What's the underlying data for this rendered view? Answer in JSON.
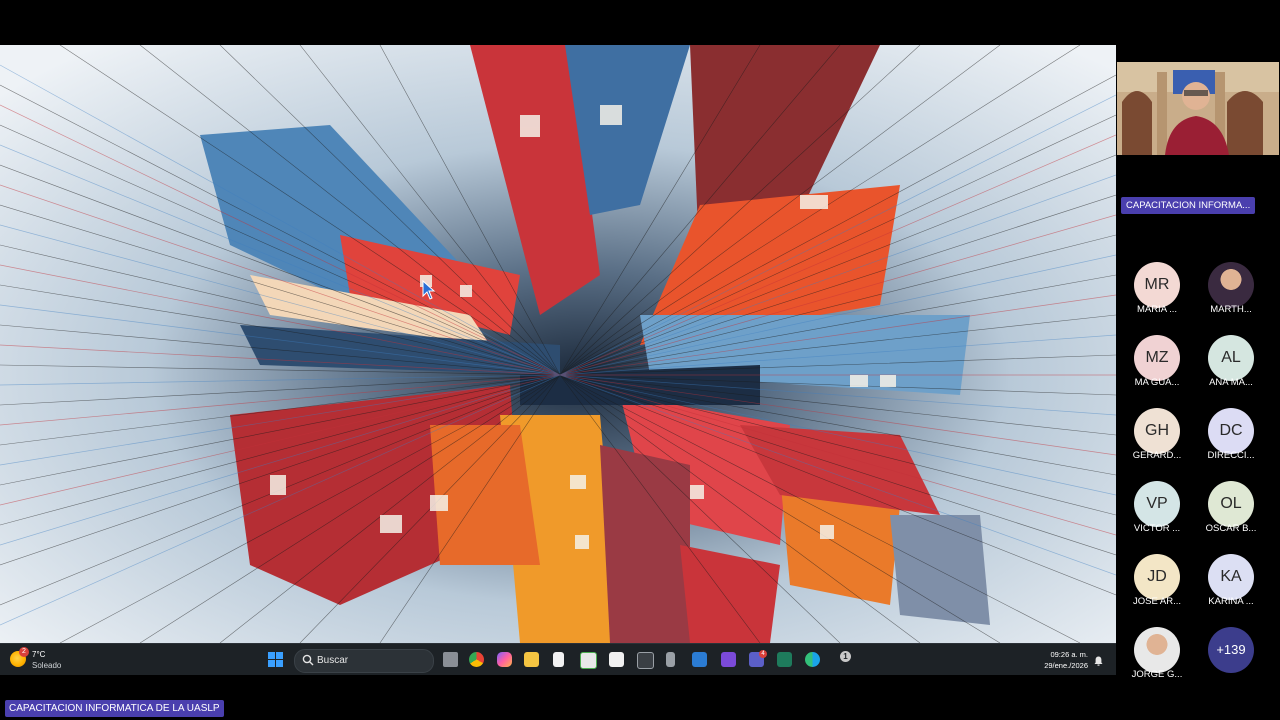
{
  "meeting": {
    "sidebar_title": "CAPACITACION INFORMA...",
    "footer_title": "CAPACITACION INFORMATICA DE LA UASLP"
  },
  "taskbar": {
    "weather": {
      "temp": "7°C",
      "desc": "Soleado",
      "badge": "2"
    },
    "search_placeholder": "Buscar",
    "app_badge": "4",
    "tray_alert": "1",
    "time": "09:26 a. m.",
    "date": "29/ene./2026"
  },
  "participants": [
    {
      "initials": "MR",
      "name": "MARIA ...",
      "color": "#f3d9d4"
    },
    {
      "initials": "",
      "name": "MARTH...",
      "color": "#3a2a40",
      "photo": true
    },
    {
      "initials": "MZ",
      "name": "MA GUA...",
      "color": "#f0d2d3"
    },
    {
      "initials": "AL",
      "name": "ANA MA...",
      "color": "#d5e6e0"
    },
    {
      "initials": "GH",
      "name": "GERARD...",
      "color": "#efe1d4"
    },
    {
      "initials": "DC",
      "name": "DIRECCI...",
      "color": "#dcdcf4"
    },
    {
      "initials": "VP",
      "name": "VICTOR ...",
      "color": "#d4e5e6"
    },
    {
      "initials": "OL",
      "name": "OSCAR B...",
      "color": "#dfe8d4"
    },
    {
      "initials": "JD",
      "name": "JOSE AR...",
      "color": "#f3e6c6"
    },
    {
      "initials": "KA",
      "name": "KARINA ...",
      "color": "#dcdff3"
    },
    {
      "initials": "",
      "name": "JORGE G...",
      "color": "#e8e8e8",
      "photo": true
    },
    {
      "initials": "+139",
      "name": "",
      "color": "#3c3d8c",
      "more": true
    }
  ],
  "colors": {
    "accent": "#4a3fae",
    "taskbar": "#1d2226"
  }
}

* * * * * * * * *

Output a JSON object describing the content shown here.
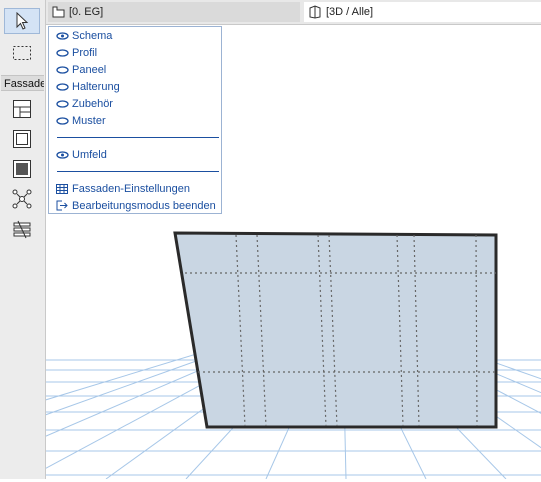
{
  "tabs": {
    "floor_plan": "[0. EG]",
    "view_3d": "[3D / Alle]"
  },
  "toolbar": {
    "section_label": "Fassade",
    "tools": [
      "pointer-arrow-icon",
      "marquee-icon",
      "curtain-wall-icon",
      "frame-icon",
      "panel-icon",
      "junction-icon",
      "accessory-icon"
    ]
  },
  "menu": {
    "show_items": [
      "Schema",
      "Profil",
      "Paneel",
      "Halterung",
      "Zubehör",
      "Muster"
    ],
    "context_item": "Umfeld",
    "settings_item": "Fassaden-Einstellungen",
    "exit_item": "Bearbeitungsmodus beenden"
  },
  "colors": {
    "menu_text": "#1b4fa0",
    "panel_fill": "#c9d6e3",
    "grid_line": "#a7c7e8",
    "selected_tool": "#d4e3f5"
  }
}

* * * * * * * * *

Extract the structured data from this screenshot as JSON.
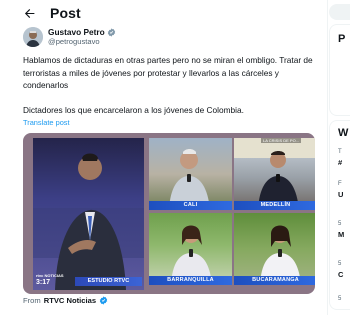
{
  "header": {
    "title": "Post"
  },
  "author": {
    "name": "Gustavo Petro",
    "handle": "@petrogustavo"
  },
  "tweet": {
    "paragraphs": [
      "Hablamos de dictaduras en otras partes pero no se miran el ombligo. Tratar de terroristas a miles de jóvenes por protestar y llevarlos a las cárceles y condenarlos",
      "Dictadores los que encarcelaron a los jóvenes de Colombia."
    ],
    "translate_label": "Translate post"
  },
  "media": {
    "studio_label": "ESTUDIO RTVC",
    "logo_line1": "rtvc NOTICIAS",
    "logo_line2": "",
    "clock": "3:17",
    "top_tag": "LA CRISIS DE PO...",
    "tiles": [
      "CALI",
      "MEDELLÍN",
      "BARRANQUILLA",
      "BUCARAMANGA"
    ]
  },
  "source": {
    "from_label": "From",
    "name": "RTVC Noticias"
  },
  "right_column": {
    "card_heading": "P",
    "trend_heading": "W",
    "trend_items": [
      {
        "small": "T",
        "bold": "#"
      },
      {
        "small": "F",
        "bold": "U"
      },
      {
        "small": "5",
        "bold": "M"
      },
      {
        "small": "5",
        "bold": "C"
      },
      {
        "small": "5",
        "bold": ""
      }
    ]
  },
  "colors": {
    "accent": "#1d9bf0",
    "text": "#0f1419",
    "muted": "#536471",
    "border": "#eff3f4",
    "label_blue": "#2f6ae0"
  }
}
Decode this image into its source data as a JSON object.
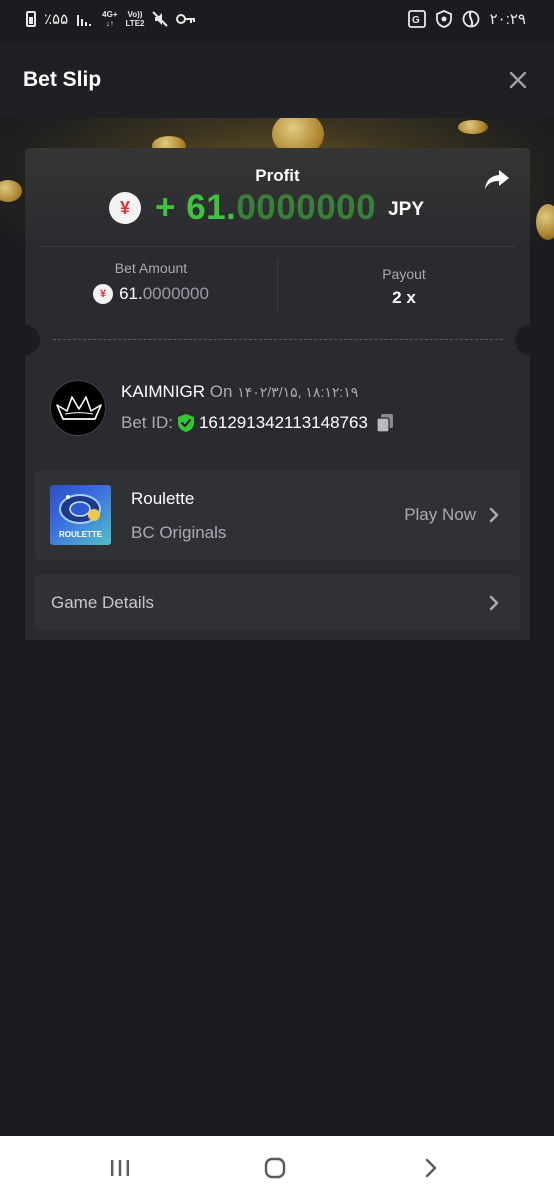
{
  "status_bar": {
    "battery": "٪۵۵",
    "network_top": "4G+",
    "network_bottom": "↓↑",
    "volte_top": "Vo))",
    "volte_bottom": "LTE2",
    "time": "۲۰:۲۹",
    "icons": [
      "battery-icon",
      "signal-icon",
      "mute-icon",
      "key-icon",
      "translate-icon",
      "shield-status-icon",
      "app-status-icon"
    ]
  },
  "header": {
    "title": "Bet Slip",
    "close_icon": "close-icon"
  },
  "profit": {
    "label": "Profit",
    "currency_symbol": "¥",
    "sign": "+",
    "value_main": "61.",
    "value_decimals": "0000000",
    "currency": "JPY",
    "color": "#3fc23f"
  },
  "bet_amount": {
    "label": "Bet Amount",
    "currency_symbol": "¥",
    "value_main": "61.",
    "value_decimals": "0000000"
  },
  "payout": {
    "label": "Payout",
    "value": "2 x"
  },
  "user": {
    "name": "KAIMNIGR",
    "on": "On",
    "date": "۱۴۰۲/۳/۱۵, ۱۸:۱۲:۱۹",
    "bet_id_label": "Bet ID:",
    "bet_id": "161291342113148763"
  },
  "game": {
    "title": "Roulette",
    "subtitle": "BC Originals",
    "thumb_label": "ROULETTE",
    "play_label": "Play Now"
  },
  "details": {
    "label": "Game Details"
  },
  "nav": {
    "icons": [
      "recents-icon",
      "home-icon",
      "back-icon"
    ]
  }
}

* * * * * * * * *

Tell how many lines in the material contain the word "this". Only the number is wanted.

3